Yes, Prime Minister (Mosaic) Review | Zzap - Everygamegoing


Yes, Prime Minister
By Mosaic
Commodore 64

Published in Zzap #32

Yes, Prime Minister

Yes, Prime Minister closely follows the popular television comedy programme, and takes the player through a typical working weel of the right honourable Jim Hacker PM. During this time he or she has to successfully negotiate the pitfalls and hazards of the country's political machinery.

The main screen contains a view of the interior of Jim's office. All the usual trappings of a major political power are there. Accessing these items is achieved via a floating cursor. Clicking the fire button over the selected equipment accesses another screen, where the desired information is displayed.

The game starts on the morning of Monday, April 1st. Checking the left hand drawer of the desk shows a list of the appointments that Jim has to attend during the course of the day. It's up to the player to keep a check on the time, and go to the appropriate rooms at the correct hour by accessing the door.

Having arrived punctually for an appointment, the player takes part in the meeting, which usually involves a discussion with Sir Humphrey Appleby, Bernard Wooley and a specified guest. After a resume of the particular problem, the PM instructs his minions by selecting orders from a list of possible dialogue. Choosing the correct response allows the meeting to continue, and also increases the PM's poll rating.

The game is played over five working days, each of which is loaded and played separately. At the end of the week, the PM has a final discussion with Sir Humphrey and Bernard, who pass judgement on the player's attempt at steering the country.


After playing Yes, Prime Minister through to completion, I was reasonably satisfied with it. The game plays quite well, and makes a good attempt at capturing the atmosphere of the TV show (thanks to the professional script-writing).

Unfortunately, the action is identical on subsequent plays, and after a couple of goes it will probably be relegated to the dustiest reaches of the software cupboard. Personally, I think Mosaic have one hell of a cheek to charge £15 for a game that provides, at the very most, a week's play.


Initially, Yes, Prime Minister is playable and extremely witty, but the problems don't change from game to game, and it doesn't take long to guess the correct answers.

The text does make you smile the first few times you play, as the 'script' is very similar to the original TV series, but unfortunately the jokes wear thin once they've been endured a couple of times.

The £15 price tag is far too high for a game which offers such limited entertainment.


Presentation 67%
The icon-driven control is easy to use, and the text and general on-screen appearance is good.

Graphics 67%
Bland background, but neat digitised caricatures.

Sound 45%
Limited but competent spot effects.

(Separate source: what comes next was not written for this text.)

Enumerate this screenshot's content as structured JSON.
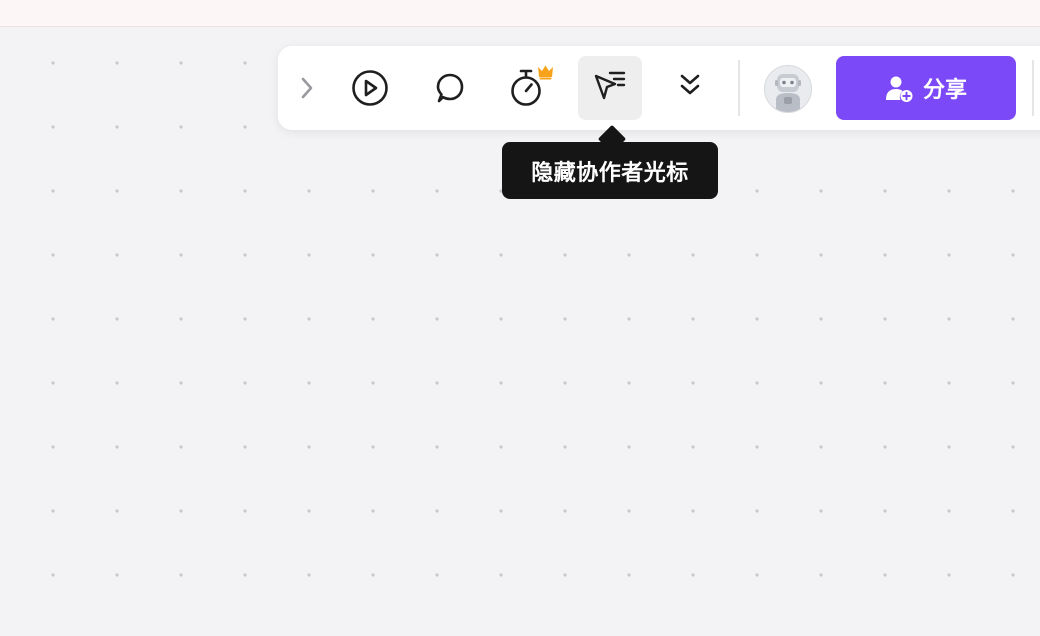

Hookability 72%
Easy to play, and the jokes amuse.

Lastability 28%
As there are very few random events, the game becomes predictable after a couple of plays.

Overall 38%
An amusing but overpriced political romp, which loses its appeal alarmingly quickly.